The name Den belongs to the early history of Britain, it's origins lie with the Anglo-Saxons
. It is a product of their having lived in an area where there was a valley. The place-name is derived from the Old English word denu,
when translated means valley.
This Old English word has also given rise to other local
names such as West Dean in Sussex
, Deane in Hampshire
and Dean in Essex.
Early Origins of the Den family
The surname Den was first found in Sussex
where the first record was of Ralph Dene holding manor and estates in that shire.
Early History of the Den family
This web page shows only a small excerpt of our Den research.Another 215 words (15 lines of text) covering the years 1350, 1400, 1588, 1628, 1899, 1440, 1503, 1491, 1496, 1501, 1503, 1500, 1502, 1610, 1653, 1638, 1721, 1676, 1708 and are included under the topic Early Den History in all our PDF Extended History products and printed products wherever possible.

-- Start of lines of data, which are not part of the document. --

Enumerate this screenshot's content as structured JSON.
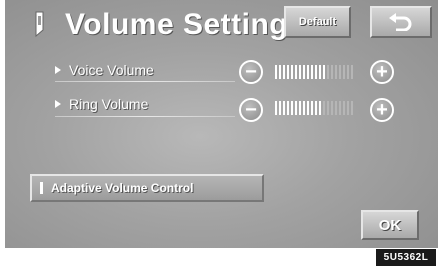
{
  "header": {
    "title": "Volume Settings",
    "default_label": "Default",
    "back_icon": "back-arrow-icon"
  },
  "rows": [
    {
      "label": "Voice Volume",
      "level": 0.65
    },
    {
      "label": "Ring Volume",
      "level": 0.6
    }
  ],
  "minus_symbol": "−",
  "plus_symbol": "+",
  "adaptive": {
    "label": "Adaptive Volume Control"
  },
  "ok_label": "OK",
  "image_code": "5U5362L",
  "colors": {
    "background": "#a0a0a0",
    "text": "#ffffff"
  }
}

Den Spelling Variations
Until the dictionary, an invention of only the last few hundred
years, the English language lacked any comprehensive system of spelling rules. Consequently, spelling variations
in names are frequently found in early Anglo-Saxon
and later Anglo-Norman documents. One person's name was often spelled several different ways over a lifetime. The recorded variations of Den include Dean, Deane, Dene, Deans, Deanes, Denes, Adeane and others.
Early Notables of the Den family (pre 1700)
Distinguished members of the family include Henry Deane (c.1440-1503), Lord Chancellor of Ireland
from 1491 to 1496, Archbishop of Canterbury from 1501 to 1503 and Lord Keeper of the Great Seal from 1500 to 1502; Richard Deane (1610-1653), a British... Another 39 words (3 lines of text) are included under the topic Early Den Notables in all our PDF Extended History products and printed products wherever possible.
Migration of the Den family to Ireland
Some of the Den family moved to Ireland
, but this topic is not covered in this excerpt.Another 152 words (11 lines of text) about their life in Ireland is included in all our PDF Extended History products and printed products wherever possible.
Migration of the Den family to the New World and Oceana
Thousands of English families boarded ships sailing to the New World in the hope of escaping the unrest found in England
at this time. Although the search for opportunity and freedom from persecution abroad took the lives of many because of the cramped conditions and unsanitary nature of the vessels, the opportunity perceived in the growing colonies of North America beckoned. Many of the settlers who survived the journey went on to make important contributions to the transplanted cultures of their adopted countries. The Den were among these contributors, for they have been located in early North American records:
Den Settlers in United States in the 19th Century
- R A Den, who arrived in San Francisco, California in 1851 CITATION[CLOSE]
Filby, P. William, Meyer, Mary K., Passenger and immigration lists index : a guide to published arrival records of about 500,000 passengers who came to the United States and Canada in the seventeenth, eighteenth, and nineteenth centuries. 1982-1985 Cumulated Supplements in Four Volumes Detroit, Mich. : Gale Research Co., 1985, Print (ISBN 0-8103-1795-8)
The Den Motto
The motto was originally a war cry or slogan. Mottoes first began to be shown with arms in the 14th and 15th centuries, but were not in general use until the 17th century. Thus the oldest coats of arms generally do not include a motto. Mottoes seldom form part of the grant of arms: Under most heraldic authorities, a motto is an optional component of the coat of arms, and can be added to or changed at will; many families have chosen not to display a motto.
Motto: Forti et fideli nihil difficile
Motto Translation: To the brave and faithful man nothing is difficult.